US20100150824Nov 20, 2009Jun 17, 2010Lynntech, Inc.Hydrogen generator with reactant dilution scheme
JP2002234358A Title not available
JPH02234358A Title not available
WO2004001235A1Jun 19, 2003Dec 31, 2003Telezygology IncFixing and release systems
WO2004006297A2Jun 11, 2003Jan 15, 2004Honeywell Int IncLow dielectric materials and methods of producing same
Non-Patent Citations
Reference
1D.J. Laser and J.G. Santiago, "A Review of Micropumps", J. Micromech.

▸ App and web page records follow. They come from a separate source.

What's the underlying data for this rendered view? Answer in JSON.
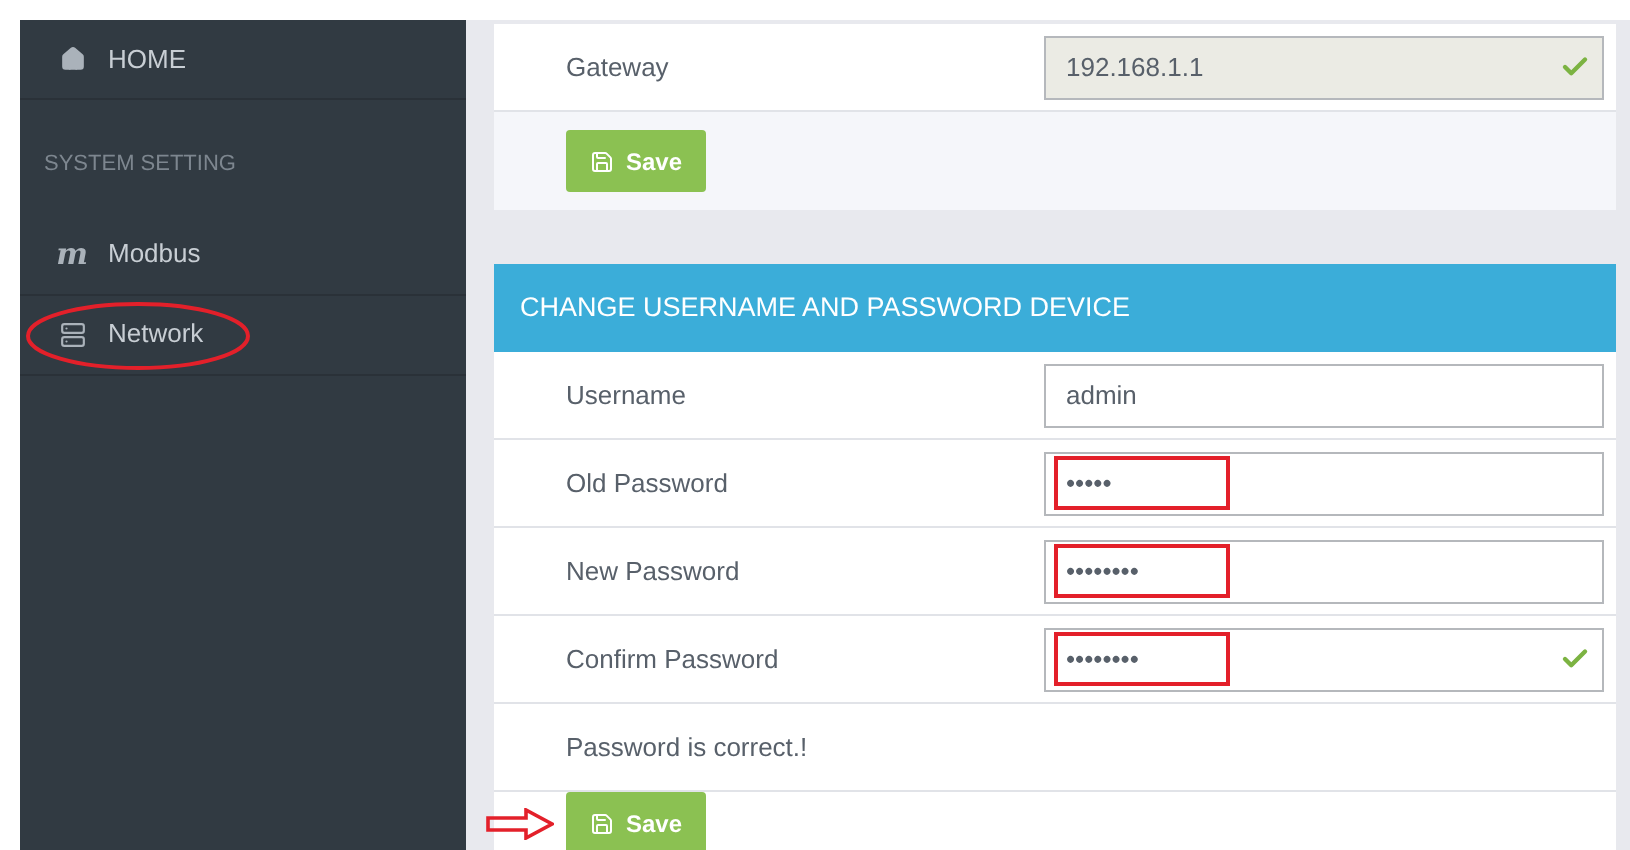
{
  "sidebar": {
    "items": [
      {
        "kind": "link",
        "label": "HOME",
        "annotated": false
      },
      {
        "kind": "heading",
        "label": "SYSTEM SETTING"
      },
      {
        "kind": "link",
        "icon_text": "m",
        "label": "Modbus",
        "annotated": false
      },
      {
        "kind": "link",
        "label": "Network",
        "annotated": true
      }
    ]
  },
  "network_card": {
    "fields": [
      {
        "label": "Gateway",
        "value": "192.168.1.1",
        "disabled": true,
        "valid": true
      }
    ],
    "save_button": {
      "label": "Save",
      "annotated": false
    }
  },
  "account_card": {
    "title": "CHANGE USERNAME AND PASSWORD DEVICE",
    "fields": [
      {
        "label": "Username",
        "value": "admin",
        "disabled": false,
        "valid": false,
        "annotated": false
      },
      {
        "label": "Old Password",
        "value": "•••••",
        "disabled": false,
        "valid": false,
        "annotated": true
      },
      {
        "label": "New Password",
        "value": "••••••••",
        "disabled": false,
        "valid": false,
        "annotated": true
      },
      {
        "label": "Confirm Password",
        "value": "••••••••",
        "disabled": false,
        "valid": true,
        "annotated": true
      }
    ],
    "message": "Password is correct.!",
    "save_button": {
      "label": "Save",
      "annotated": true
    }
  }
}
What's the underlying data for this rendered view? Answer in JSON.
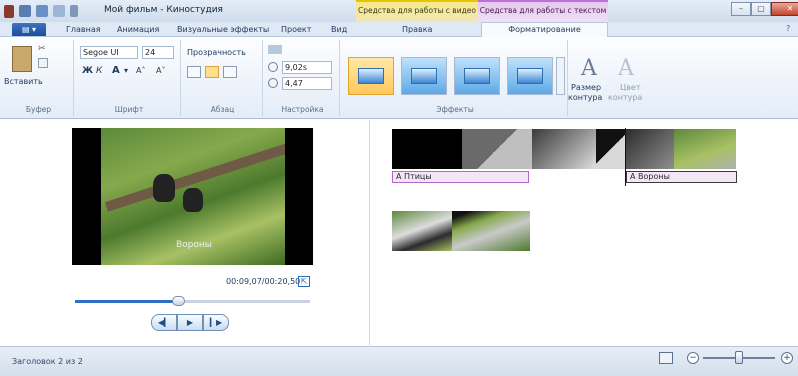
{
  "window": {
    "title": "Мой фильм - Киностудия",
    "context_video": "Средства для работы с видео",
    "context_text": "Средства для работы с текстом",
    "min": "–",
    "max": "▢",
    "close": "✕"
  },
  "tabs": {
    "file": "▤ ▾",
    "items": [
      "Главная",
      "Анимация",
      "Визуальные эффекты",
      "Проект",
      "Вид"
    ],
    "edit": "Правка",
    "format": "Форматирование",
    "help": "?"
  },
  "ribbon": {
    "clipboard": {
      "paste": "Вставить",
      "label": "Буфер"
    },
    "font": {
      "family": "Segoe UI",
      "size": "24",
      "bold": "Ж",
      "italic": "К",
      "grow": "A",
      "grow_arrow": "▾",
      "big": "A˄",
      "small": "A˅",
      "label": "Шрифт"
    },
    "paragraph": {
      "transparency": "Прозрачность",
      "label": "Абзац"
    },
    "setup": {
      "start_time": "9,02s",
      "duration": "4,47",
      "label": "Настройка"
    },
    "effects": {
      "label": "Эффекты"
    },
    "outline": {
      "size": "Размер",
      "size2": "контура",
      "color": "Цвет",
      "color2": "контура"
    }
  },
  "preview": {
    "overlay_text": "Вороны",
    "timecode": "00:09,07/00:20,50",
    "fullscreen": "⇱",
    "progress": 0.44,
    "prev": "◀▎",
    "play": "▶",
    "next": "▎▶"
  },
  "timeline": {
    "caption1": "A Птицы",
    "caption2": "A Вороны"
  },
  "status": {
    "text": "Заголовок 2 из 2",
    "zoom_minus": "−",
    "zoom_plus": "+"
  },
  "colors": {
    "ribbon_accent": "#1c4e9c",
    "context_video": "#f1e7b5",
    "context_text": "#e7c8f0",
    "caption_border": "#b26ac6"
  }
}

Microeng.; vol. 14 (2004) R35-R64.
2Ying,Wu, "Hydrogen Storage via Sodium Borohydride: Current Status, Barriers & R&D Roadmap", Presentation presented at GCEP, Stanford University, Apr. 14-15, 2003.
Classifications
U.S. Classification429/471, 429/434, 429/439, 429/511, 429/508, 429/9, 429/467, 429/470, 429/469
International ClassificationH01M8/24
Cooperative ClassificationY02E60/50, H01M2250/30, H01M8/04067, H01M8/1097, H01M8/2475, H01M8/0273, Y02B90/18, H01M8/04298, H01M8/04089
European ClassificationH01M8/24D2A, H01M8/02D2
Legal Events
DateCodeEventDescription
Mar 26, 2010ASAssignment
Owner name: ARDICA TECHNOLOGIES, INC.,CALIFORNIA
Free format text: ASSIGNMENT OF ASSIGNORS INTEREST;ASSIGNORS:FISHER, TOBIN J.;FABIAN, TIBOR;US-ASSIGNMENT DATABASE UPDATED:20100331;REEL/FRAME:24164/528
Effective date: 20100316
Free format text: ASSIGNMENT OF ASSIGNORS INTEREST;ASSIGNORS:FISHER, TOBIN J.;FABIAN, TIBOR;REEL/FRAME:024164/0528
Owner name: ARDICA TECHNOLOGIES, INC., CALIFORNIA